▶ DATASET RECORDS:
*** Begin section ***

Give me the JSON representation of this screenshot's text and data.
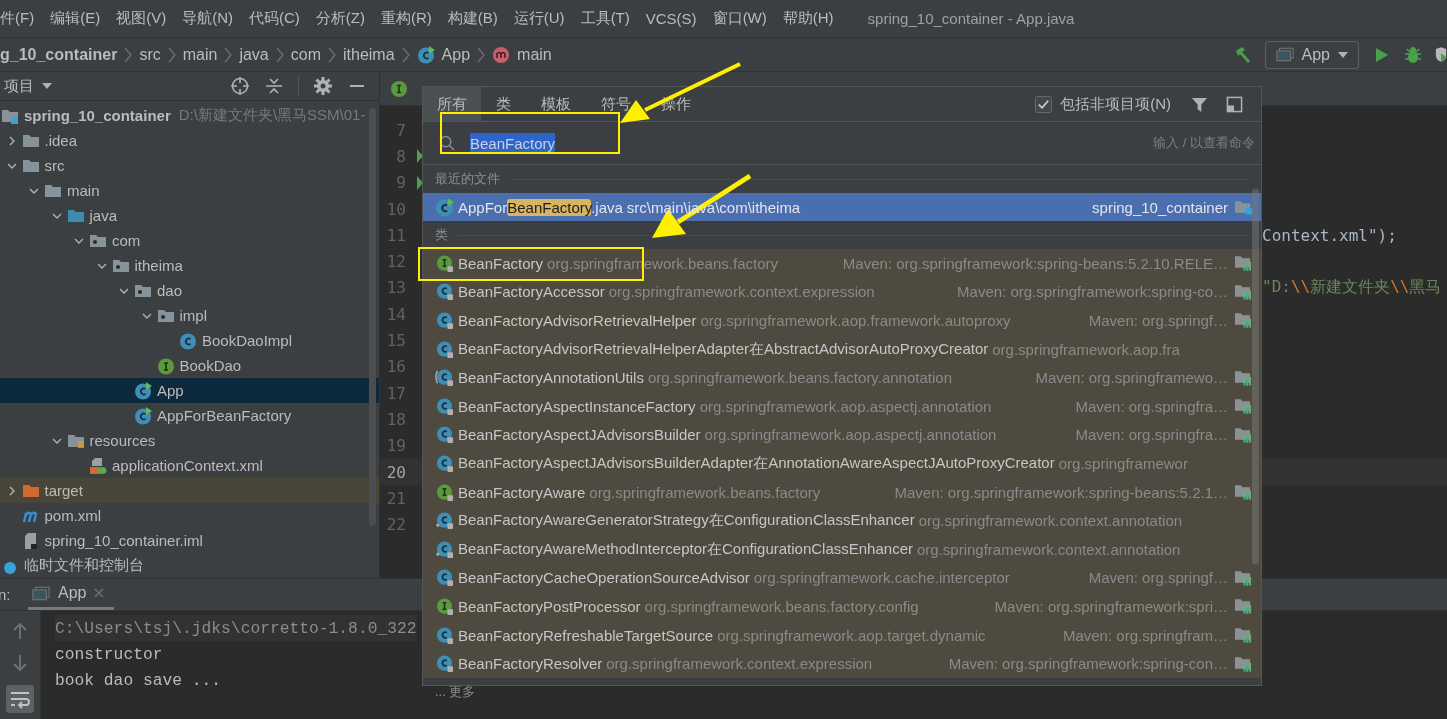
{
  "menu": [
    {
      "label": "件(F)"
    },
    {
      "label": "编辑(E)"
    },
    {
      "label": "视图(V)"
    },
    {
      "label": "导航(N)"
    },
    {
      "label": "代码(C)"
    },
    {
      "label": "分析(Z)"
    },
    {
      "label": "重构(R)"
    },
    {
      "label": "构建(B)"
    },
    {
      "label": "运行(U)"
    },
    {
      "label": "工具(T)"
    },
    {
      "label": "VCS(S)"
    },
    {
      "label": "窗口(W)"
    },
    {
      "label": "帮助(H)"
    }
  ],
  "window_title": "spring_10_container - App.java",
  "breadcrumb": [
    {
      "label": "g_10_container",
      "kind": "module"
    },
    {
      "label": "src",
      "kind": "dir"
    },
    {
      "label": "main",
      "kind": "dir"
    },
    {
      "label": "java",
      "kind": "dir"
    },
    {
      "label": "com",
      "kind": "dir"
    },
    {
      "label": "itheima",
      "kind": "dir"
    },
    {
      "label": "App",
      "kind": "class"
    },
    {
      "label": "main",
      "kind": "method"
    }
  ],
  "run_config": {
    "label": "App"
  },
  "project_panel": {
    "title": "项目",
    "tree": [
      {
        "label": "spring_10_container",
        "kind": "module",
        "note": "D:\\新建文件夹\\黑马SSM\\01-",
        "selected": false,
        "children": [
          {
            "label": ".idea",
            "kind": "folder",
            "expanded": false,
            "selected": false
          },
          {
            "label": "src",
            "kind": "folder",
            "expanded": true,
            "selected": false,
            "children": [
              {
                "label": "main",
                "kind": "folder",
                "expanded": true,
                "selected": false,
                "children": [
                  {
                    "label": "java",
                    "kind": "source-folder",
                    "expanded": true,
                    "selected": false,
                    "children": [
                      {
                        "label": "com",
                        "kind": "package",
                        "expanded": true,
                        "selected": false,
                        "children": [
                          {
                            "label": "itheima",
                            "kind": "package",
                            "expanded": true,
                            "selected": false,
                            "children": [
                              {
                                "label": "dao",
                                "kind": "package",
                                "expanded": true,
                                "selected": false,
                                "children": [
                                  {
                                    "label": "impl",
                                    "kind": "package",
                                    "expanded": true,
                                    "selected": false,
                                    "children": [
                                      {
                                        "label": "BookDaoImpl",
                                        "kind": "class",
                                        "selected": false
                                      }
                                    ]
                                  },
                                  {
                                    "label": "BookDao",
                                    "kind": "interface",
                                    "selected": false
                                  }
                                ]
                              },
                              {
                                "label": "App",
                                "kind": "runnable",
                                "selected": true
                              },
                              {
                                "label": "AppForBeanFactory",
                                "kind": "runnable",
                                "selected": false
                              }
                            ]
                          }
                        ]
                      }
                    ]
                  },
                  {
                    "label": "resources",
                    "kind": "resources",
                    "expanded": true,
                    "selected": false,
                    "children": [
                      {
                        "label": "applicationContext.xml",
                        "kind": "xml",
                        "selected": false
                      }
                    ]
                  }
                ]
              }
            ]
          },
          {
            "label": "target",
            "kind": "excluded",
            "expanded": false,
            "selected": false
          },
          {
            "label": "pom.xml",
            "kind": "maven",
            "selected": false
          },
          {
            "label": "spring_10_container.iml",
            "kind": "iml",
            "selected": false
          }
        ]
      },
      {
        "label": "临时文件和控制台",
        "kind": "scratch",
        "selected": false
      }
    ]
  },
  "editor": {
    "tabs": [
      {
        "kind": "interface",
        "selected": false
      }
    ],
    "lines": [
      {
        "number": "7",
        "run_marker": false,
        "current": false
      },
      {
        "number": "8",
        "run_marker": true,
        "current": false
      },
      {
        "number": "9",
        "run_marker": true,
        "current": false
      },
      {
        "number": "10",
        "run_marker": false,
        "current": false
      },
      {
        "number": "11",
        "run_marker": false,
        "current": false,
        "segments": [
          {
            "text": "Context.xml\");",
            "kind": "plain"
          }
        ]
      },
      {
        "number": "12",
        "run_marker": false,
        "current": false
      },
      {
        "number": "13",
        "run_marker": false,
        "current": false,
        "segments": [
          {
            "text": "\"D:",
            "kind": "string"
          },
          {
            "text": "\\\\",
            "kind": "escape"
          },
          {
            "text": "新建文件夹",
            "kind": "string"
          },
          {
            "text": "\\\\",
            "kind": "escape"
          },
          {
            "text": "黑马",
            "kind": "string"
          }
        ]
      },
      {
        "number": "14",
        "run_marker": false,
        "current": false
      },
      {
        "number": "15",
        "run_marker": false,
        "current": false
      },
      {
        "number": "16",
        "run_marker": false,
        "current": false
      },
      {
        "number": "17",
        "run_marker": false,
        "current": false
      },
      {
        "number": "18",
        "run_marker": false,
        "current": false
      },
      {
        "number": "19",
        "run_marker": false,
        "current": false
      },
      {
        "number": "20",
        "run_marker": false,
        "current": true
      },
      {
        "number": "21",
        "run_marker": false,
        "current": false
      },
      {
        "number": "22",
        "run_marker": false,
        "current": false
      }
    ]
  },
  "search_popup": {
    "tabs": [
      {
        "label": "所有",
        "selected": true
      },
      {
        "label": "类",
        "selected": false
      },
      {
        "label": "模板",
        "selected": false
      },
      {
        "label": "符号",
        "selected": false
      },
      {
        "label": "操作",
        "selected": false
      }
    ],
    "include_non_project": {
      "label": "包括非项目项(N)",
      "checked": true
    },
    "search": {
      "value": "BeanFactory",
      "hint": "输入 / 以查看命令"
    },
    "recent_files": {
      "title": "最近的文件",
      "items": [
        {
          "prefix": "AppFor",
          "match": "BeanFactory",
          "suffix": ".java",
          "path": "src\\main\\java\\com\\itheima",
          "module": "spring_10_container",
          "selected": true
        }
      ]
    },
    "classes": {
      "title": "类",
      "items": [
        {
          "kind": "interface",
          "name": "BeanFactory",
          "package": "org.springframework.beans.factory",
          "library": "Maven: org.springframework:spring-beans:5.2.10.RELE…",
          "selected": false
        },
        {
          "kind": "class",
          "name": "BeanFactoryAccessor",
          "package": "org.springframework.context.expression",
          "library": "Maven: org.springframework:spring-co…",
          "selected": false
        },
        {
          "kind": "class",
          "name": "BeanFactoryAdvisorRetrievalHelper",
          "package": "org.springframework.aop.framework.autoproxy",
          "library": "Maven: org.springf…",
          "selected": false
        },
        {
          "kind": "class",
          "name": "BeanFactoryAdvisorRetrievalHelperAdapter在AbstractAdvisorAutoProxyCreator",
          "package": "org.springframework.aop.fra",
          "selected": false
        },
        {
          "kind": "abstract",
          "name": "BeanFactoryAnnotationUtils",
          "package": "org.springframework.beans.factory.annotation",
          "library": "Maven: org.springframewo…",
          "selected": false
        },
        {
          "kind": "class",
          "name": "BeanFactoryAspectInstanceFactory",
          "package": "org.springframework.aop.aspectj.annotation",
          "library": "Maven: org.springfra…",
          "selected": false
        },
        {
          "kind": "class",
          "name": "BeanFactoryAspectJAdvisorsBuilder",
          "package": "org.springframework.aop.aspectj.annotation",
          "library": "Maven: org.springfra…",
          "selected": false
        },
        {
          "kind": "class",
          "name": "BeanFactoryAspectJAdvisorsBuilderAdapter在AnnotationAwareAspectJAutoProxyCreator",
          "package": "org.springframewor",
          "selected": false
        },
        {
          "kind": "interface",
          "name": "BeanFactoryAware",
          "package": "org.springframework.beans.factory",
          "library": "Maven: org.springframework:spring-beans:5.2.1…",
          "selected": false
        },
        {
          "kind": "nested",
          "name": "BeanFactoryAwareGeneratorStrategy在ConfigurationClassEnhancer",
          "package": "org.springframework.context.annotation",
          "selected": false
        },
        {
          "kind": "nested",
          "name": "BeanFactoryAwareMethodInterceptor在ConfigurationClassEnhancer",
          "package": "org.springframework.context.annotation",
          "selected": false
        },
        {
          "kind": "class",
          "name": "BeanFactoryCacheOperationSourceAdvisor",
          "package": "org.springframework.cache.interceptor",
          "library": "Maven: org.springf…",
          "selected": false
        },
        {
          "kind": "interface",
          "name": "BeanFactoryPostProcessor",
          "package": "org.springframework.beans.factory.config",
          "library": "Maven: org.springframework:spri…",
          "selected": false
        },
        {
          "kind": "class",
          "name": "BeanFactoryRefreshableTargetSource",
          "package": "org.springframework.aop.target.dynamic",
          "library": "Maven: org.springfram…",
          "selected": false
        },
        {
          "kind": "class",
          "name": "BeanFactoryResolver",
          "package": "org.springframework.context.expression",
          "library": "Maven: org.springframework:spring-con…",
          "selected": false
        }
      ]
    },
    "more": "... 更多"
  },
  "run_panel": {
    "label": "n:",
    "tabs": [
      {
        "label": "App",
        "selected": true
      }
    ],
    "soft_wrap": true,
    "console": [
      "C:\\Users\\tsj\\.jdks\\corretto-1.8.0_322",
      "constructor",
      "book dao save ..."
    ]
  }
}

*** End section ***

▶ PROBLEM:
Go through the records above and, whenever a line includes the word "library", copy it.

▶ RESPONSE BELOW:
          "library": "Maven: org.springframework:spring-beans:5.2.10.RELE…",
          "library": "Maven: org.springframework:spring-co…",
          "library": "Maven: org.springf…",
          "library": "Maven: org.springframewo…",
          "library": "Maven: org.springfra…",
          "library": "Maven: org.springfra…",
          "library": "Maven: org.springframework:spring-beans:5.2.1…",
          "library": "Maven: org.springf…",
          "library": "Maven: org.springframework:spri…",
          "library": "Maven: org.springfram…",
          "library": "Maven: org.springframework:spring-con…",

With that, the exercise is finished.